━━━━━ Dataset records

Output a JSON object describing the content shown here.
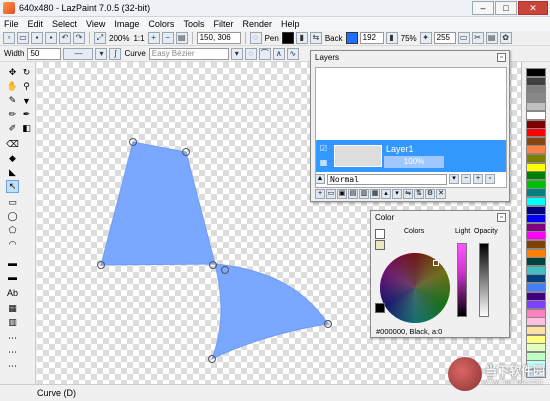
{
  "window": {
    "title": "640x480 - LazPaint 7.0.5 (32-bit)"
  },
  "menu": [
    "File",
    "Edit",
    "Select",
    "View",
    "Image",
    "Colors",
    "Tools",
    "Filter",
    "Render",
    "Help"
  ],
  "toolbar1": {
    "zoom": "200%",
    "zoom_reset": "1:1",
    "coords": "150, 306",
    "pen_label": "Pen",
    "back_label": "Back",
    "back_value": "192",
    "percent": "75%",
    "tolerance_value": "255"
  },
  "toolbar2": {
    "width_label": "Width",
    "width_value": "50",
    "curve_label": "Curve",
    "spline_style": "Easy Bézier"
  },
  "colors": {
    "pen": "#000000",
    "back": "#1e6fff",
    "shape_fill": "#7aa7ff"
  },
  "layers": {
    "title": "Layers",
    "layer_name": "Layer1",
    "layer_opacity": "100%",
    "blend_mode": "Normal"
  },
  "color_panel": {
    "title": "Color",
    "colors_label": "Colors",
    "light_label": "Light",
    "opacity_label": "Opacity",
    "readout": "#000000, Black, a:0"
  },
  "palette": [
    "#000000",
    "#404040",
    "#7f7f7f",
    "#888888",
    "#c0c0c0",
    "#ffffff",
    "#800000",
    "#ff0000",
    "#8b4513",
    "#ff8040",
    "#808000",
    "#ffff00",
    "#008000",
    "#00c000",
    "#008080",
    "#00ffff",
    "#000080",
    "#0000ff",
    "#800080",
    "#ff00ff",
    "#804000",
    "#ff8000",
    "#004040",
    "#40c0c0",
    "#004080",
    "#4080ff",
    "#400080",
    "#8040ff",
    "#ff80c0",
    "#ffc0e0",
    "#ffe0a0",
    "#ffff80",
    "#e0ffc0",
    "#c0ffc0",
    "#c0ffff",
    "#c0e0ff"
  ],
  "status": {
    "text": "Curve (D)"
  },
  "watermark": {
    "big": "当下软件园",
    "small": "www.downxia.com"
  }
}
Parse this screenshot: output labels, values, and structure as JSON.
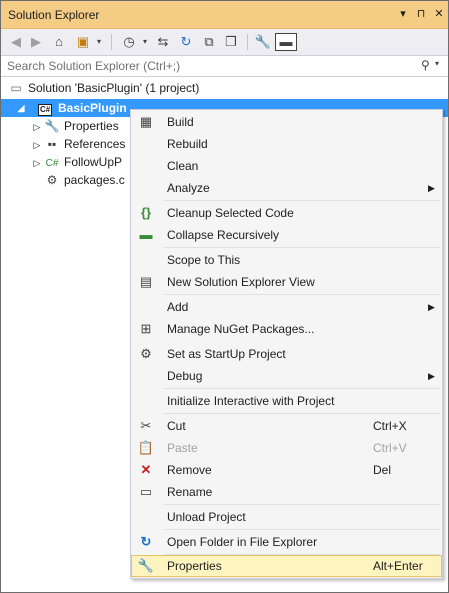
{
  "window": {
    "title": "Solution Explorer"
  },
  "title_buttons": {
    "dropdown": "▾",
    "pin": "⊓",
    "close": "✕"
  },
  "search": {
    "placeholder": "Search Solution Explorer (Ctrl+;)"
  },
  "tree": {
    "solution": "Solution 'BasicPlugin' (1 project)",
    "project": "BasicPlugin",
    "project_badge": "C#",
    "properties": "Properties",
    "references": "References",
    "followup": "FollowUpP",
    "followup_badge": "C#",
    "packages": "packages.c"
  },
  "menu": {
    "build": "Build",
    "rebuild": "Rebuild",
    "clean": "Clean",
    "analyze": "Analyze",
    "cleanup": "Cleanup Selected Code",
    "collapse": "Collapse Recursively",
    "scope": "Scope to This",
    "new_view": "New Solution Explorer View",
    "add": "Add",
    "nuget": "Manage NuGet Packages...",
    "startup": "Set as StartUp Project",
    "debug": "Debug",
    "interactive": "Initialize Interactive with Project",
    "cut": "Cut",
    "cut_shortcut": "Ctrl+X",
    "paste": "Paste",
    "paste_shortcut": "Ctrl+V",
    "remove": "Remove",
    "remove_shortcut": "Del",
    "rename": "Rename",
    "unload": "Unload Project",
    "open_folder": "Open Folder in File Explorer",
    "properties": "Properties",
    "properties_shortcut": "Alt+Enter"
  },
  "colors": {
    "title_bar": "#f5cc84",
    "selection": "#3399ff",
    "menu_highlight": "#fdf4bf"
  }
}
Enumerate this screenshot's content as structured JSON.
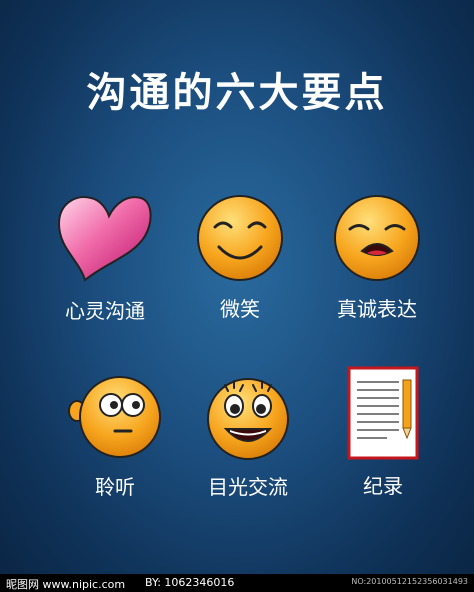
{
  "title": "沟通的六大要点",
  "items": [
    {
      "label": "心灵沟通",
      "icon": "heart-icon"
    },
    {
      "label": "微笑",
      "icon": "smiling-face-icon"
    },
    {
      "label": "真诚表达",
      "icon": "open-mouth-face-icon"
    },
    {
      "label": "聆听",
      "icon": "listening-face-icon"
    },
    {
      "label": "目光交流",
      "icon": "big-eyes-face-icon"
    },
    {
      "label": "纪录",
      "icon": "notepad-pencil-icon"
    }
  ],
  "footer": {
    "site": "昵图网 www.nipic.com",
    "by": "BY: 1062346016",
    "no": "NO:20100512152356031493"
  },
  "colors": {
    "face": "#f7a51e",
    "heart": "#e8418a",
    "background": "#1c4f80"
  }
}
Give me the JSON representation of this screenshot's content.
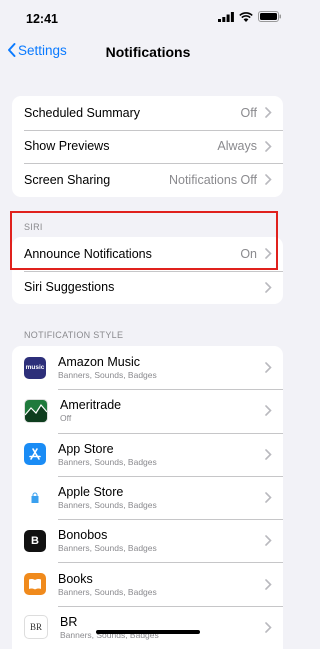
{
  "status_bar": {
    "time": "12:41"
  },
  "nav": {
    "back_label": "Settings",
    "title": "Notifications"
  },
  "general": {
    "rows": [
      {
        "label": "Scheduled Summary",
        "value": "Off"
      },
      {
        "label": "Show Previews",
        "value": "Always"
      },
      {
        "label": "Screen Sharing",
        "value": "Notifications Off"
      }
    ]
  },
  "siri": {
    "header": "SIRI",
    "rows": [
      {
        "label": "Announce Notifications",
        "value": "On"
      },
      {
        "label": "Siri Suggestions",
        "value": ""
      }
    ]
  },
  "notification_style": {
    "header": "NOTIFICATION STYLE",
    "apps": [
      {
        "name": "Amazon Music",
        "subtitle": "Banners, Sounds, Badges",
        "icon": "amazon-music-icon",
        "icon_text": "music",
        "color": "#2d2f7a"
      },
      {
        "name": "Ameritrade",
        "subtitle": "Off",
        "icon": "ameritrade-icon",
        "icon_text": "",
        "color": "#1f7a3c"
      },
      {
        "name": "App Store",
        "subtitle": "Banners, Sounds, Badges",
        "icon": "app-store-icon",
        "icon_text": "",
        "color": "#1a8cf5"
      },
      {
        "name": "Apple Store",
        "subtitle": "Banners, Sounds, Badges",
        "icon": "apple-store-icon",
        "icon_text": "",
        "color": "#ffffff"
      },
      {
        "name": "Bonobos",
        "subtitle": "Banners, Sounds, Badges",
        "icon": "bonobos-icon",
        "icon_text": "B",
        "color": "#111111"
      },
      {
        "name": "Books",
        "subtitle": "Banners, Sounds, Badges",
        "icon": "books-icon",
        "icon_text": "",
        "color": "#f08a1c"
      },
      {
        "name": "BR",
        "subtitle": "Banners, Sounds, Badges",
        "icon": "br-icon",
        "icon_text": "BR",
        "color": "#ffffff"
      }
    ]
  },
  "colors": {
    "accent": "#0a7aff",
    "highlight": "#e0211d",
    "background": "#f2f2f7"
  }
}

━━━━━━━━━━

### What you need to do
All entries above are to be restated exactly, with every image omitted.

### Result of this task
Output a JSON object describing the content shown here.
{
  "window": {
    "title": "640x480 - LazPaint 7.0.5 (32-bit)"
  },
  "menu": [
    "File",
    "Edit",
    "Select",
    "View",
    "Image",
    "Colors",
    "Tools",
    "Filter",
    "Render",
    "Help"
  ],
  "toolbar1": {
    "zoom": "200%",
    "zoom_reset": "1:1",
    "coords": "150, 306",
    "pen_label": "Pen",
    "back_label": "Back",
    "back_value": "192",
    "percent": "75%",
    "tolerance_value": "255"
  },
  "toolbar2": {
    "width_label": "Width",
    "width_value": "50",
    "curve_label": "Curve",
    "spline_style": "Easy Bézier"
  },
  "colors": {
    "pen": "#000000",
    "back": "#1e6fff",
    "shape_fill": "#7aa7ff"
  },
  "layers": {
    "title": "Layers",
    "layer_name": "Layer1",
    "layer_opacity": "100%",
    "blend_mode": "Normal"
  },
  "color_panel": {
    "title": "Color",
    "colors_label": "Colors",
    "light_label": "Light",
    "opacity_label": "Opacity",
    "readout": "#000000, Black, a:0"
  },
  "palette": [
    "#000000",
    "#404040",
    "#7f7f7f",
    "#888888",
    "#c0c0c0",
    "#ffffff",
    "#800000",
    "#ff0000",
    "#8b4513",
    "#ff8040",
    "#808000",
    "#ffff00",
    "#008000",
    "#00c000",
    "#008080",
    "#00ffff",
    "#000080",
    "#0000ff",
    "#800080",
    "#ff00ff",
    "#804000",
    "#ff8000",
    "#004040",
    "#40c0c0",
    "#004080",
    "#4080ff",
    "#400080",
    "#8040ff",
    "#ff80c0",
    "#ffc0e0",
    "#ffe0a0",
    "#ffff80",
    "#e0ffc0",
    "#c0ffc0",
    "#c0ffff",
    "#c0e0ff"
  ],
  "status": {
    "text": "Curve (D)"
  },
  "watermark": {
    "big": "当下软件园",
    "small": "www.downxia.com"
  }
}
Parse this screenshot: output labels, values, and structure as JSON.
{
  "window": {
    "title": "Solution Explorer"
  },
  "title_buttons": {
    "dropdown": "▾",
    "pin": "⊓",
    "close": "✕"
  },
  "search": {
    "placeholder": "Search Solution Explorer (Ctrl+;)"
  },
  "tree": {
    "solution": "Solution 'BasicPlugin' (1 project)",
    "project": "BasicPlugin",
    "project_badge": "C#",
    "properties": "Properties",
    "references": "References",
    "followup": "FollowUpP",
    "followup_badge": "C#",
    "packages": "packages.c"
  },
  "menu": {
    "build": "Build",
    "rebuild": "Rebuild",
    "clean": "Clean",
    "analyze": "Analyze",
    "cleanup": "Cleanup Selected Code",
    "collapse": "Collapse Recursively",
    "scope": "Scope to This",
    "new_view": "New Solution Explorer View",
    "add": "Add",
    "nuget": "Manage NuGet Packages...",
    "startup": "Set as StartUp Project",
    "debug": "Debug",
    "interactive": "Initialize Interactive with Project",
    "cut": "Cut",
    "cut_shortcut": "Ctrl+X",
    "paste": "Paste",
    "paste_shortcut": "Ctrl+V",
    "remove": "Remove",
    "remove_shortcut": "Del",
    "rename": "Rename",
    "unload": "Unload Project",
    "open_folder": "Open Folder in File Explorer",
    "properties": "Properties",
    "properties_shortcut": "Alt+Enter"
  },
  "colors": {
    "title_bar": "#f5cc84",
    "selection": "#3399ff",
    "menu_highlight": "#fdf4bf"
  }
}
Enumerate this screenshot's content as structured JSON.
{
  "title": "沟通的六大要点",
  "items": [
    {
      "label": "心灵沟通",
      "icon": "heart-icon"
    },
    {
      "label": "微笑",
      "icon": "smiling-face-icon"
    },
    {
      "label": "真诚表达",
      "icon": "open-mouth-face-icon"
    },
    {
      "label": "聆听",
      "icon": "listening-face-icon"
    },
    {
      "label": "目光交流",
      "icon": "big-eyes-face-icon"
    },
    {
      "label": "纪录",
      "icon": "notepad-pencil-icon"
    }
  ],
  "footer": {
    "site": "昵图网 www.nipic.com",
    "by": "BY: 1062346016",
    "no": "NO:20100512152356031493"
  },
  "colors": {
    "face": "#f7a51e",
    "heart": "#e8418a",
    "background": "#1c4f80"
  }
}
Give me the JSON representation of this screenshot's content.
{
  "status_bar": {
    "time": "12:41"
  },
  "nav": {
    "back_label": "Settings",
    "title": "Notifications"
  },
  "general": {
    "rows": [
      {
        "label": "Scheduled Summary",
        "value": "Off"
      },
      {
        "label": "Show Previews",
        "value": "Always"
      },
      {
        "label": "Screen Sharing",
        "value": "Notifications Off"
      }
    ]
  },
  "siri": {
    "header": "SIRI",
    "rows": [
      {
        "label": "Announce Notifications",
        "value": "On"
      },
      {
        "label": "Siri Suggestions",
        "value": ""
      }
    ]
  },
  "notification_style": {
    "header": "NOTIFICATION STYLE",
    "apps": [
      {
        "name": "Amazon Music",
        "subtitle": "Banners, Sounds, Badges",
        "icon": "amazon-music-icon",
        "icon_text": "music",
        "color": "#2d2f7a"
      },
      {
        "name": "Ameritrade",
        "subtitle": "Off",
        "icon": "ameritrade-icon",
        "icon_text": "",
        "color": "#1f7a3c"
      },
      {
        "name": "App Store",
        "subtitle": "Banners, Sounds, Badges",
        "icon": "app-store-icon",
        "icon_text": "",
        "color": "#1a8cf5"
      },
      {
        "name": "Apple Store",
        "subtitle": "Banners, Sounds, Badges",
        "icon": "apple-store-icon",
        "icon_text": "",
        "color": "#ffffff"
      },
      {
        "name": "Bonobos",
        "subtitle": "Banners, Sounds, Badges",
        "icon": "bonobos-icon",
        "icon_text": "B",
        "color": "#111111"
      },
      {
        "name": "Books",
        "subtitle": "Banners, Sounds, Badges",
        "icon": "books-icon",
        "icon_text": "",
        "color": "#f08a1c"
      },
      {
        "name": "BR",
        "subtitle": "Banners, Sounds, Badges",
        "icon": "br-icon",
        "icon_text": "BR",
        "color": "#ffffff"
      }
    ]
  },
  "colors": {
    "accent": "#0a7aff",
    "highlight": "#e0211d",
    "background": "#f2f2f7"
  }
}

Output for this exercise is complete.